Going for the gold: Building a world-class evidence-support system for health for future preparedness
The response to COVID-19 placed an unprecedented demand on the creation and use of evidence to support timely and effective decision-making, both domestically and globally. This panel will reflect and build upon learnings from COVID-19 concerning how evidence is funded, synthesized, and used across different stakeholders in a learning health systems approach. The interdisciplinary and multi-organizational panellists will reflect on the different types of, and approaches to gathering evidence; responsiveness to shifting needs; opportunities to formalize collaboration and scale rapid response capacity; strengthening health equity through engagement of community and cultural partners; and better utilizing the information in decision-making.
Under the microscope – Artificial Intelligence for Scientific Discovery and Design
Science and discovery is a driving force of global economies. The use of AI and machine learning for science and engineering has the potential to radically transform the nature of scientific inquiry and discovery. This panel will 1) examine the unique legal, ethical, social and policy considerations for AI for science and discovery; and 2) engage with the audience to identify gaps in current policies and next steps for addressing those gaps, including follow-up actions for further engagement with stakeholders.
Weaving Indigenous Science and federal research: barriers and bright spots
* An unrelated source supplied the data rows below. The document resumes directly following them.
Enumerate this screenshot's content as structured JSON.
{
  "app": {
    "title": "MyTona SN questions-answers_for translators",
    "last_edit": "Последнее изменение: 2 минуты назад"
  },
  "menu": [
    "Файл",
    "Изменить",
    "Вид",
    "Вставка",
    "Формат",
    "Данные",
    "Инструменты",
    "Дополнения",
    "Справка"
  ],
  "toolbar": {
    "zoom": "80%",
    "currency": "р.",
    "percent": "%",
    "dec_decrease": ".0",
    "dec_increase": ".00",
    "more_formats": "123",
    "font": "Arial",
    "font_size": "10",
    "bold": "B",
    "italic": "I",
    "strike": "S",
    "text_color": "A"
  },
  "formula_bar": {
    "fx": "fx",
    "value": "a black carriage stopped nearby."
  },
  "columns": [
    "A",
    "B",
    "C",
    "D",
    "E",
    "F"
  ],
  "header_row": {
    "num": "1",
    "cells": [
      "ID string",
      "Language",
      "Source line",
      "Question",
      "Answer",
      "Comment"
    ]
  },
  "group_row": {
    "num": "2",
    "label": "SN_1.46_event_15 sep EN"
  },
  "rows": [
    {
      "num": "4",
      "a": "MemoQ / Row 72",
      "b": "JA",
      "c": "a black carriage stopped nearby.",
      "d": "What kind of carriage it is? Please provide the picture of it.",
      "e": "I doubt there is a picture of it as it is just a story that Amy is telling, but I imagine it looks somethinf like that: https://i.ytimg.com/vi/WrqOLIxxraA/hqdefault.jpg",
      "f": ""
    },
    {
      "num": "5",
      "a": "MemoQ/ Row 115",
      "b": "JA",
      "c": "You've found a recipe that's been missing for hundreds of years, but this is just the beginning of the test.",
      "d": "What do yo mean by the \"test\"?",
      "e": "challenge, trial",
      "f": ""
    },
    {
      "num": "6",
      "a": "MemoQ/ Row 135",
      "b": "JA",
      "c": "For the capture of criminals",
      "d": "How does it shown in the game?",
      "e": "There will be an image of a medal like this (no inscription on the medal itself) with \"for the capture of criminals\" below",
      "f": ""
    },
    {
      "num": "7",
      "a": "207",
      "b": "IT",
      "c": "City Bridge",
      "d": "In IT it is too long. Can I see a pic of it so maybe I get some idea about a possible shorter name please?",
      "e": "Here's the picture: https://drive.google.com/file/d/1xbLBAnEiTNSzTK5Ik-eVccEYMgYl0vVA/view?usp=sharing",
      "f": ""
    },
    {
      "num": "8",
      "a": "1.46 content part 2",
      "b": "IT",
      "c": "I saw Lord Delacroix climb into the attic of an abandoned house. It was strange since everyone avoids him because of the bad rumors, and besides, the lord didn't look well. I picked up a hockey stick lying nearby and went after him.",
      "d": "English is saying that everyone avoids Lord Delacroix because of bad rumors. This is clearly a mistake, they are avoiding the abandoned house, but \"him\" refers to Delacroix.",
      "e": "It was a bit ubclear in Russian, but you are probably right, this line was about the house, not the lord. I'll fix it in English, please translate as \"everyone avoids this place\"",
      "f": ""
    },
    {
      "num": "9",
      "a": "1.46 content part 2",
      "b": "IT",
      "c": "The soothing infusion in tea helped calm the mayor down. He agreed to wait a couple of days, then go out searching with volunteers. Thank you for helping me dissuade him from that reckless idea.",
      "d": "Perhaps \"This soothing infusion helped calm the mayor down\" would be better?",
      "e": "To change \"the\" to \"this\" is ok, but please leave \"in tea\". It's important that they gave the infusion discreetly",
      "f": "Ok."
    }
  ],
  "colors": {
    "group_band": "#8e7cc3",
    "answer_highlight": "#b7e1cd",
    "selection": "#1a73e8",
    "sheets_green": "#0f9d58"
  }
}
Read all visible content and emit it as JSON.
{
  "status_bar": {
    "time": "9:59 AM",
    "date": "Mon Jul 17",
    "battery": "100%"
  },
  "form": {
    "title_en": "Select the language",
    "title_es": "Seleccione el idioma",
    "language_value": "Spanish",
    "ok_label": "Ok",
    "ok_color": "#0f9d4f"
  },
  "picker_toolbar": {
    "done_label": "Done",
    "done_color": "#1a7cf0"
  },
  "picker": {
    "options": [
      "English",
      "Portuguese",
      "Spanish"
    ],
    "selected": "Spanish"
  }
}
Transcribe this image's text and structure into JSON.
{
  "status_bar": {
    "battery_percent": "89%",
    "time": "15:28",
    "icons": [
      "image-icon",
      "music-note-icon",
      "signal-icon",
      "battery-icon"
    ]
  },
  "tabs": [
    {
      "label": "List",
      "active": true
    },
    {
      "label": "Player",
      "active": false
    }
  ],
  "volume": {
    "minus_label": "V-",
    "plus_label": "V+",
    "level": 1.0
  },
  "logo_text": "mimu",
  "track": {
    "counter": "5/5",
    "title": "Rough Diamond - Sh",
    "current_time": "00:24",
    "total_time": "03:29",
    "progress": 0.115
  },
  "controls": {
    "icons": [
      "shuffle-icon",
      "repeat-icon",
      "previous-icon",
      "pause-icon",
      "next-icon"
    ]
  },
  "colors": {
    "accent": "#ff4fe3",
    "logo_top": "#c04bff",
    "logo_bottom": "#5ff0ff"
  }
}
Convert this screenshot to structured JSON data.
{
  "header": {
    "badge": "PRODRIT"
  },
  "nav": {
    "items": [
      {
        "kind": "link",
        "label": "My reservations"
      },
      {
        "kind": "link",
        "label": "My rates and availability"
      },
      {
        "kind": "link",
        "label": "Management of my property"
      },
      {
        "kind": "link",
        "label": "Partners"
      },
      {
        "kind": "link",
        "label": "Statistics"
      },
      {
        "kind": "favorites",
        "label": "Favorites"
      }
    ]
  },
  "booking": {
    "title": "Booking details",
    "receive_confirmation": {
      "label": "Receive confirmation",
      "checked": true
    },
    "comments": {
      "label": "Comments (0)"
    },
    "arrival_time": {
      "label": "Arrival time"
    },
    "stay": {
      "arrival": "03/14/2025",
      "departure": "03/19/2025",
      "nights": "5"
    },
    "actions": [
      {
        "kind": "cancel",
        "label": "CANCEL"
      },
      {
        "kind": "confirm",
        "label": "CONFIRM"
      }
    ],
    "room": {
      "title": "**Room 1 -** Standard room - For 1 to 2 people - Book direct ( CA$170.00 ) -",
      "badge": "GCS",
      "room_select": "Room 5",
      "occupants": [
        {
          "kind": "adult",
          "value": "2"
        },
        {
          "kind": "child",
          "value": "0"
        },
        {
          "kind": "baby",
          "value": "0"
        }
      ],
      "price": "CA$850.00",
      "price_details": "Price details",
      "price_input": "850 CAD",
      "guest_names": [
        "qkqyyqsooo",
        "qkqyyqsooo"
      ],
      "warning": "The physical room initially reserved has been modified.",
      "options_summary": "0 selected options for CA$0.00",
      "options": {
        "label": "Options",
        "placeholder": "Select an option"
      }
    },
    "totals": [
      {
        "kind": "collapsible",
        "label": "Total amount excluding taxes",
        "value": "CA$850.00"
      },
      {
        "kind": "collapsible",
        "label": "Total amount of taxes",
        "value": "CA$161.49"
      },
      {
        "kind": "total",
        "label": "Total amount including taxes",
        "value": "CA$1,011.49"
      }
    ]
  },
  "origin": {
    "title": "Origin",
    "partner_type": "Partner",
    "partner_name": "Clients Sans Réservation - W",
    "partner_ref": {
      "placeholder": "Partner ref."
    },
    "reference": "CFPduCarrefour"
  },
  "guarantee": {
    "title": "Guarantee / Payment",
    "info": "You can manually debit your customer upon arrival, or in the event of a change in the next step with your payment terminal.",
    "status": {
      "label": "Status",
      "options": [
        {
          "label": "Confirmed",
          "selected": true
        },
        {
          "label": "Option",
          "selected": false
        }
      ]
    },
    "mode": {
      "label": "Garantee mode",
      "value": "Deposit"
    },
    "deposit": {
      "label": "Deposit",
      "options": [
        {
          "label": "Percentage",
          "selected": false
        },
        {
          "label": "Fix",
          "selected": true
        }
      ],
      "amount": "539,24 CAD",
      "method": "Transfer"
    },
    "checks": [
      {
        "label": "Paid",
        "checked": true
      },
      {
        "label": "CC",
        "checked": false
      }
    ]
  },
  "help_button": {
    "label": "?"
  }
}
The purpose of this panel is to highlight practices and innovative insights for the equitable and ethical treatment of Indigenous Science (IS) in federal research. With the help of a few case studies from diverse and intersecting contexts, this panel will discuss, dialogue, and identify fundamental elements to acknowledge the meaningful inclusion of IS in federal research. In the course of discussion and dialogue, this panel aims to underscore some key elements as bridging agents to enable a fuller understanding, and valuing of IS in federal science. Additionally, the panelists are uniquely positioned to reflect on how bridging knowledge systems can support and enhance the mutual interests of Indigenous communities and federal science.